Perhaps the most powerful resolution management can make would be to fully understand capacity this year. Not seeing it? Think about the following:

 

  • Lean companies – successful companies – understand that lean frees up capacity, and they know how to sell that capacity.  Old school managers have no idea so they use lean as a cost cutting mechanism and leave most of the profit potential from lean on the table.
  • Standard costs, pricing based on those standard costs, thinking product margin is a meaningful number – all ignore the fact that those numbers ignore capacity and, as a result, inherently mislead.  Whether making and selling one more will exceed available capacity and drive the company to significantly increase the coats structure, or whether making and selling one more will cost little more than the material needed to do so is pretty important information.
  • If you take a hard look at your ERP system you will find that it has the capability of providing lots of valuable information about capacity – and odds are you are among the 99%+ that is not using that information in any meaningful way.  By meaningful I mean that sales, accounting and the folks doing pricing aren’t using it at all, which means the above two points apply to you.
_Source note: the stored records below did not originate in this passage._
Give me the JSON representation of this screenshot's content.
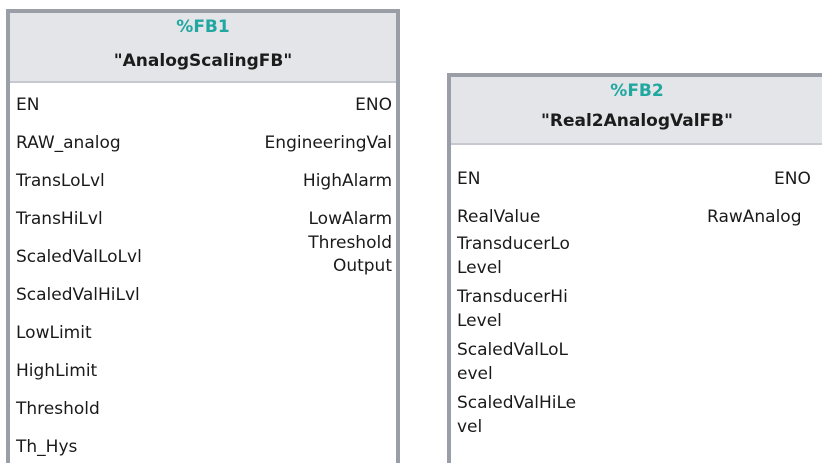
{
  "fb1": {
    "number": "%FB1",
    "name": "\"AnalogScalingFB\"",
    "inputs": [
      "EN",
      "RAW_analog",
      "TransLoLvl",
      "TransHiLvl",
      "ScaledValLoLvl",
      "ScaledValHiLvl",
      "LowLimit",
      "HighLimit",
      "Threshold",
      "Th_Hys"
    ],
    "outputs": [
      "ENO",
      "EngineeringVal",
      "HighAlarm",
      "LowAlarm",
      "Threshold",
      "Output"
    ]
  },
  "fb2": {
    "number": "%FB2",
    "name": "\"Real2AnalogValFB\"",
    "inputs": [
      "EN",
      "RealValue",
      "TransducerLoLevel",
      "TransducerHiLevel",
      "ScaledValLoLevel",
      "ScaledValHiLevel"
    ],
    "outputs": [
      "ENO",
      "RawAnalog"
    ]
  },
  "colors": {
    "block_border": "#9a9ea6",
    "header_bg": "#e3e5e9",
    "fb_number": "#1fa7a0"
  }
}
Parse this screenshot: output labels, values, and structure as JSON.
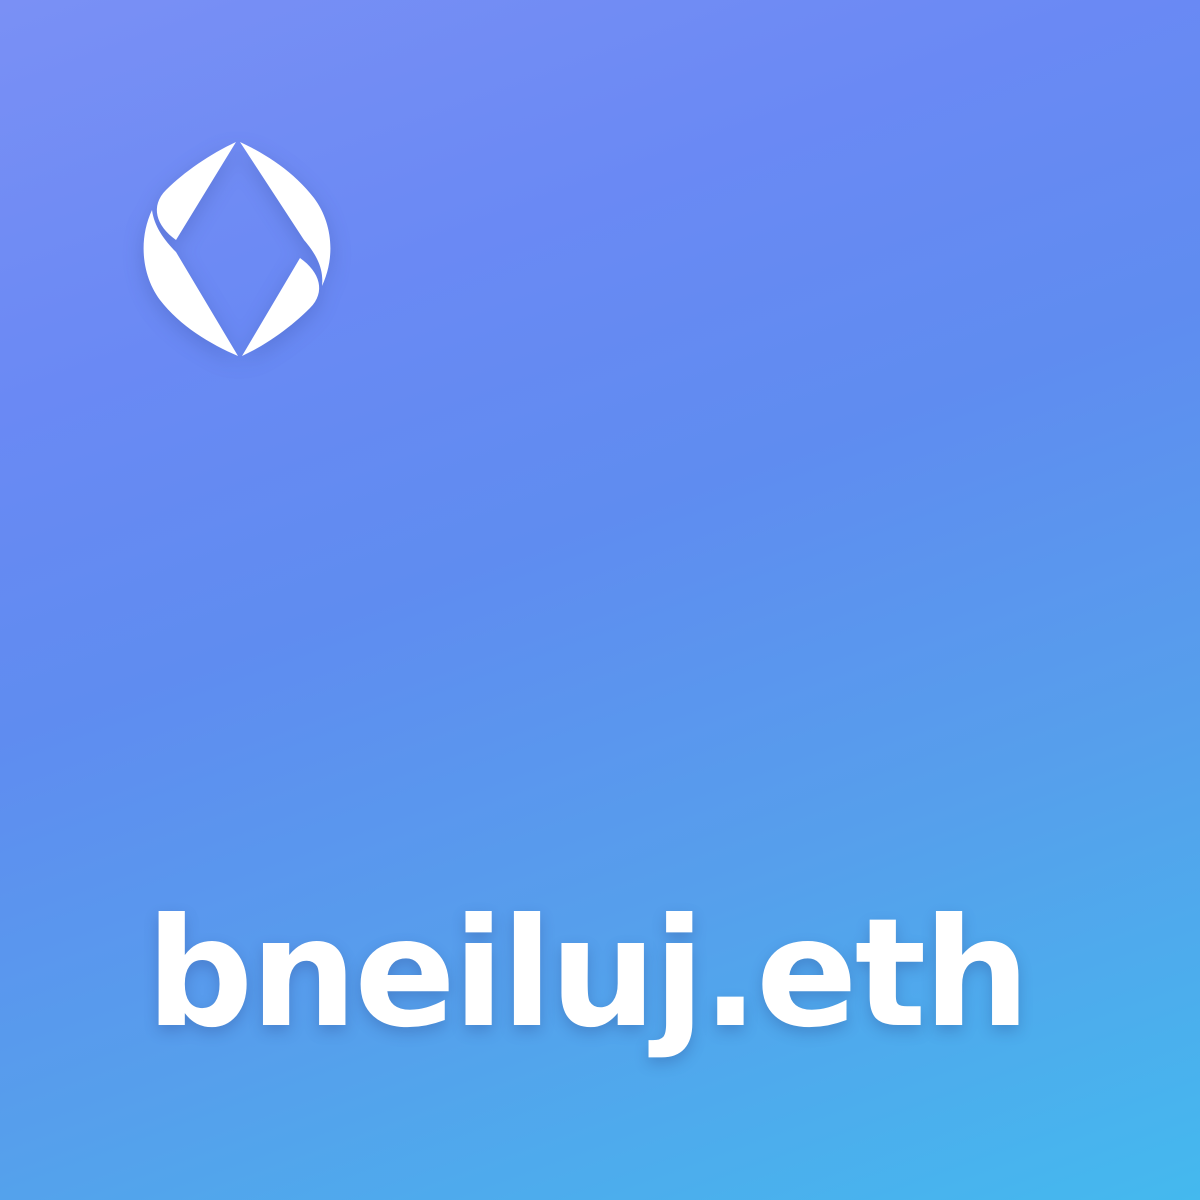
{
  "card": {
    "logo_icon": "ens-logo-icon",
    "name": "bneiluj.eth",
    "colors": {
      "gradient_start": "#7a90f5",
      "gradient_mid": "#5f8cf0",
      "gradient_end": "#44b9ee",
      "text": "#ffffff"
    }
  }
}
  • The Theory of Constraints is powerful, and provides perhaps the most important insight to the economics of your company and, odds are, you are barely using it if at all.  On a related note, OEE is the critical metric at the constraint.  Betcha your senior folks are all over headcount metrics, but don’t know what OEE stands for.
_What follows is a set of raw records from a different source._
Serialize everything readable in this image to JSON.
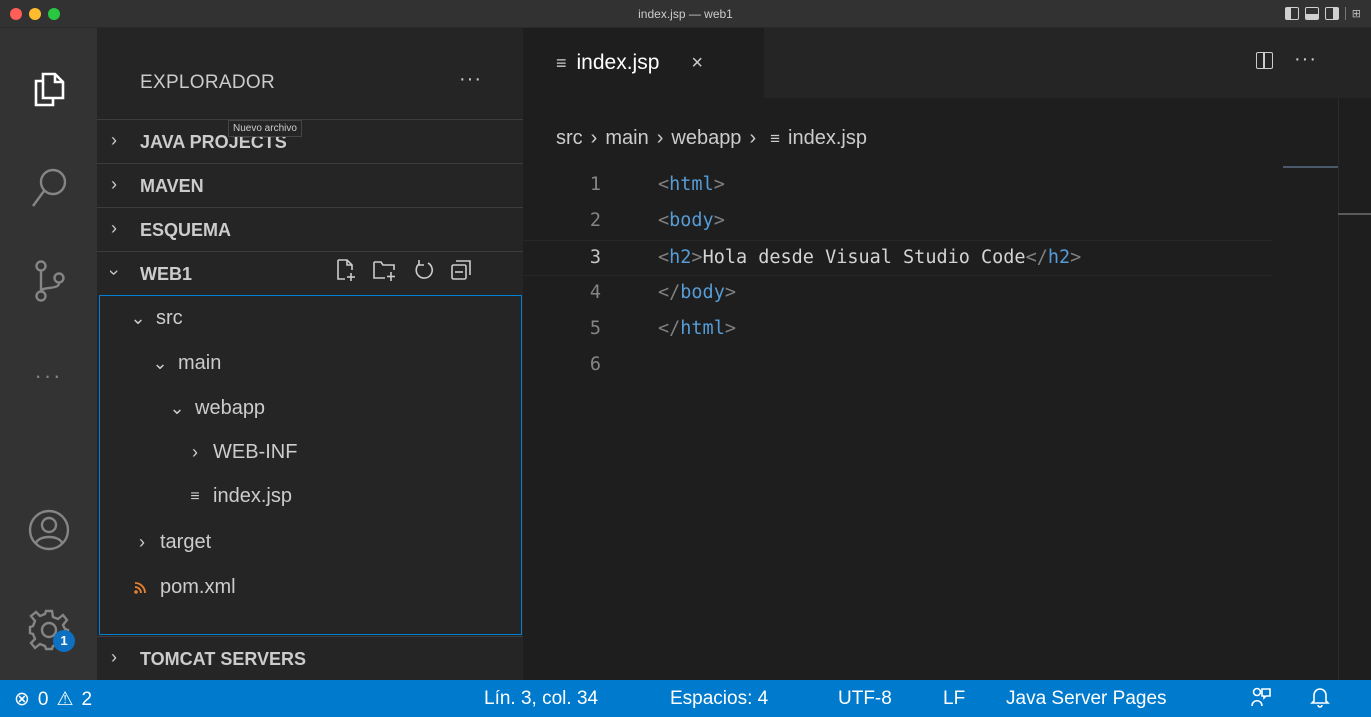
{
  "window": {
    "title": "index.jsp — web1"
  },
  "activity_bar": {
    "items": [
      "explorer",
      "search",
      "source-control",
      "more",
      "accounts",
      "manage"
    ],
    "more_label": "···",
    "manage_badge": "1"
  },
  "sidebar": {
    "header": "EXPLORADOR",
    "header_more": "···",
    "tooltip": "Nuevo archivo",
    "sections": {
      "java_projects": "JAVA PROJECTS",
      "maven": "MAVEN",
      "esquema": "ESQUEMA",
      "web1": "WEB1",
      "tomcat": "TOMCAT SERVERS"
    },
    "tree": {
      "src": "src",
      "main": "main",
      "webapp": "webapp",
      "web_inf": "WEB-INF",
      "index_jsp": "index.jsp",
      "target": "target",
      "pom": "pom.xml"
    }
  },
  "editor": {
    "tab_label": "index.jsp",
    "tab_close": "×",
    "more": "···",
    "breadcrumb": {
      "src": "src",
      "main": "main",
      "webapp": "webapp",
      "file": "index.jsp"
    },
    "lines": {
      "n1": "1",
      "n2": "2",
      "n3": "3",
      "n4": "4",
      "n5": "5",
      "n6": "6",
      "l1_tag": "html",
      "l2_tag": "body",
      "l3_open": "h2",
      "l3_text": "Hola desde Visual Studio Code",
      "l3_close": "h2",
      "l4_tag": "body",
      "l5_tag": "html"
    }
  },
  "statusbar": {
    "errors": "0",
    "warnings": "2",
    "position": "Lín. 3, col. 34",
    "spaces": "Espacios: 4",
    "encoding": "UTF-8",
    "eol": "LF",
    "language": "Java Server Pages"
  },
  "colors": {
    "accent": "#007acc",
    "tag_name": "#569cd6",
    "feed_icon": "#e8812d"
  }
}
  • It’s not very hard to operate on a kanban/demand pull basis and keep inventories under control and delivery performance very high, and to do so while level loading factory flow even in the face of high seasonal swings in the level of customer demand on your capacity …. Unless you are trying to do it through some ERP system.  Then it seems impossible.
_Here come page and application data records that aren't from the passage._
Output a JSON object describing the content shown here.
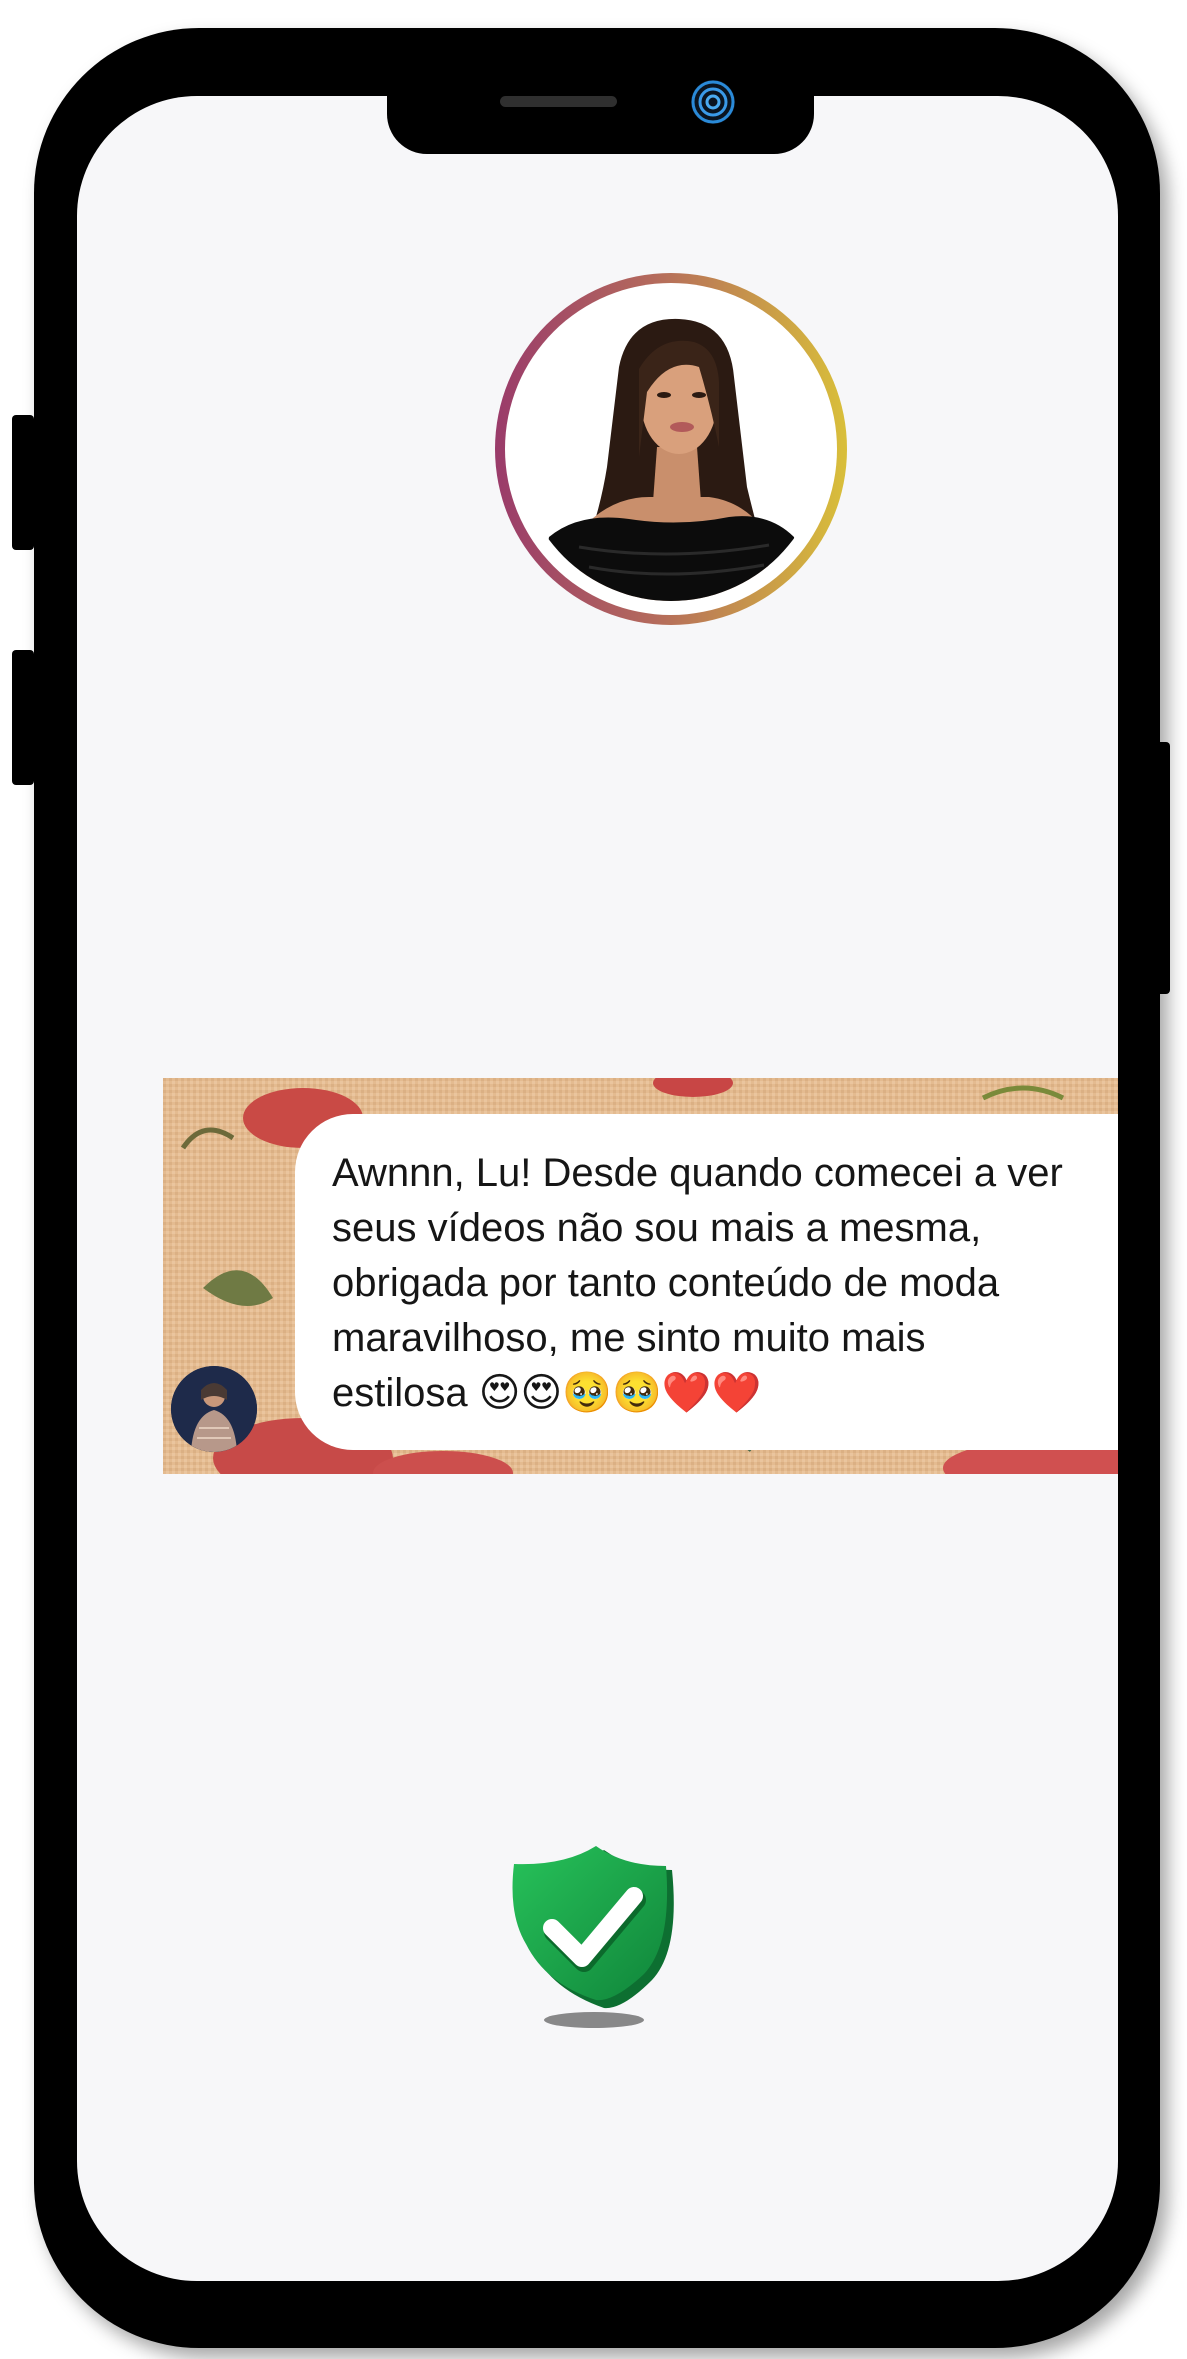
{
  "profile": {
    "icon": "profile-photo"
  },
  "comment": {
    "text": "Awnnn, Lu! Desde quando comecei a ver\nseus vídeos não sou mais a mesma,\nobrigada por tanto conteúdo de moda\nmaravilhoso, me sinto muito mais\nestilosa 😍😍🥹🥹❤️❤️"
  },
  "verified": {
    "icon": "check-shield-icon"
  },
  "colors": {
    "screen": "#f7f7f9",
    "frame": "#000000",
    "ring_start": "#9a3b6a",
    "ring_end": "#d9bf3a",
    "shield": "#1fa84a"
  }
}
Yep. If you decide that 2015 is the year you are going to have management’s heads completely wrapped around capacity, and have the above issues fully understood in your company, 2015 will be a very good year indeed.